[Component data from apps and pages]
::::

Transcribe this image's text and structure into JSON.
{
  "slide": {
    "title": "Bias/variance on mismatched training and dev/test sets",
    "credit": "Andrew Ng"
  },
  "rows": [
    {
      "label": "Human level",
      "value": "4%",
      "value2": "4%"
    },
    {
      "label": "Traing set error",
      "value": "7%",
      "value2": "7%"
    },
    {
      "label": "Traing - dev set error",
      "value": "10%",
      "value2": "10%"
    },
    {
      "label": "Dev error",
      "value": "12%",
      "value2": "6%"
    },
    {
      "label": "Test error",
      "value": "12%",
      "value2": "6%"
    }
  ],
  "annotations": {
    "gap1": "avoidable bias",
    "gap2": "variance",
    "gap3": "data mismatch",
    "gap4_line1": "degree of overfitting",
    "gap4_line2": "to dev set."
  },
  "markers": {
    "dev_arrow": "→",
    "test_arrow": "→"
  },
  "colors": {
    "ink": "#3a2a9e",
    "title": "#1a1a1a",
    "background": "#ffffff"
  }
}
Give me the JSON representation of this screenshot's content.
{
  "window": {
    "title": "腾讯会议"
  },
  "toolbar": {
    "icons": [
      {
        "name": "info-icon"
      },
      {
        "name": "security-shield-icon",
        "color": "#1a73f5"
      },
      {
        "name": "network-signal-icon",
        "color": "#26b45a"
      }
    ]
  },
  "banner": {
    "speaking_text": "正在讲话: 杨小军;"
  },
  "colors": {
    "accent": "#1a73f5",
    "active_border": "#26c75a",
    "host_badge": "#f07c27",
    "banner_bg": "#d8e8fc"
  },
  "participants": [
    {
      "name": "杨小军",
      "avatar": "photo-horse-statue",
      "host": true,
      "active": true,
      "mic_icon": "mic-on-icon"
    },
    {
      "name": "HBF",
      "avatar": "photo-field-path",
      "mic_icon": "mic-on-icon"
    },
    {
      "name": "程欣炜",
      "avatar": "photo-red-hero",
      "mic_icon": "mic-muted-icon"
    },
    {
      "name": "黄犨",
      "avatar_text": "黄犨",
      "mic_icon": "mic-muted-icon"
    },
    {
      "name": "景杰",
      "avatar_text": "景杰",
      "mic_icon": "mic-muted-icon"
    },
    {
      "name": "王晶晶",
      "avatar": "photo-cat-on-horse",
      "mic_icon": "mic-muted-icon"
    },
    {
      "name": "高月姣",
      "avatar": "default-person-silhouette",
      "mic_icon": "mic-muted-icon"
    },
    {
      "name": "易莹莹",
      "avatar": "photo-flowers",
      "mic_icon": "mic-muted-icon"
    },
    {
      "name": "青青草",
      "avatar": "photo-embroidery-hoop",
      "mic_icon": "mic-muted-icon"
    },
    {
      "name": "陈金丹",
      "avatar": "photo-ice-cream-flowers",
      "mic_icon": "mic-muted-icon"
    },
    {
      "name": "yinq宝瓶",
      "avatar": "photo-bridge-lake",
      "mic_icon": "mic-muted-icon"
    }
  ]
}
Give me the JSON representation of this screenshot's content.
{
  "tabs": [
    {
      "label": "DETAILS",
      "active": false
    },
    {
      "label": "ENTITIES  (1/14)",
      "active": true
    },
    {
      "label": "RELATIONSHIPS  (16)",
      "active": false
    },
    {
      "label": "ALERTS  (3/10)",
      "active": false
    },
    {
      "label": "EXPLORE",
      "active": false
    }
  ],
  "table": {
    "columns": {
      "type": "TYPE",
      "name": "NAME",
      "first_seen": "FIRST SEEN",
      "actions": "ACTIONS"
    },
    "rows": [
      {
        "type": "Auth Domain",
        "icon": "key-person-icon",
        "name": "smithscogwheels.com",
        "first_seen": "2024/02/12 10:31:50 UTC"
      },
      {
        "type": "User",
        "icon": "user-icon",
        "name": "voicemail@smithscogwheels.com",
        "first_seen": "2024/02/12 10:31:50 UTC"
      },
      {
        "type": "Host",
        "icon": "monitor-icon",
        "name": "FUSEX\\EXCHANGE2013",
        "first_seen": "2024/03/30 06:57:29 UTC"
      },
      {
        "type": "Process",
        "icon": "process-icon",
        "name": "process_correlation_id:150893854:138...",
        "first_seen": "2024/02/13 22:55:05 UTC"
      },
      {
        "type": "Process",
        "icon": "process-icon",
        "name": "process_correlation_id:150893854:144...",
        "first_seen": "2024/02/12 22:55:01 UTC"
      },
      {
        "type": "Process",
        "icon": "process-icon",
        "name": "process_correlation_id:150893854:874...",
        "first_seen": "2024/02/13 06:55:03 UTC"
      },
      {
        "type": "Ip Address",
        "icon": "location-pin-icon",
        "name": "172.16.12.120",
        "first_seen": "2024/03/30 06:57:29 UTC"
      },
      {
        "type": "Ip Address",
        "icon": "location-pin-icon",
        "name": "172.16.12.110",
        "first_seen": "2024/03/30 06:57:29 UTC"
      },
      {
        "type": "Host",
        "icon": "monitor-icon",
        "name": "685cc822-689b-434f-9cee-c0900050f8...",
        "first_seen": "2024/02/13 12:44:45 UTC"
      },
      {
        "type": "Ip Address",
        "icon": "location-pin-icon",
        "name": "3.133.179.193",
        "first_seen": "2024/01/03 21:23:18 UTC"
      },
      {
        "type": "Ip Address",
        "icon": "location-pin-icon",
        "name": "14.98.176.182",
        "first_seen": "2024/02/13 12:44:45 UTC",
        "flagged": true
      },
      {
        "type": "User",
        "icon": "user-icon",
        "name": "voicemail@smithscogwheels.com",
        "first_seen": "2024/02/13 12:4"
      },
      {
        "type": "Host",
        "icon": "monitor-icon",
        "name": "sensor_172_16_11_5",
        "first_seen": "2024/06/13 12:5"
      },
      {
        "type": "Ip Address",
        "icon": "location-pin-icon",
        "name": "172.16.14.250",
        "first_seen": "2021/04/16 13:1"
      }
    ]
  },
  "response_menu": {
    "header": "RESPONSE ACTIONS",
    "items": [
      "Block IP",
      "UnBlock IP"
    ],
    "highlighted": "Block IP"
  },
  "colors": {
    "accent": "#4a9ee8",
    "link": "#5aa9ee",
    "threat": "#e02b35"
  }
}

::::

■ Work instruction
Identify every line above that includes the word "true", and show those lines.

■ Written answer
      "host": true,
      "active": true,
      "active": true
        "flagged": true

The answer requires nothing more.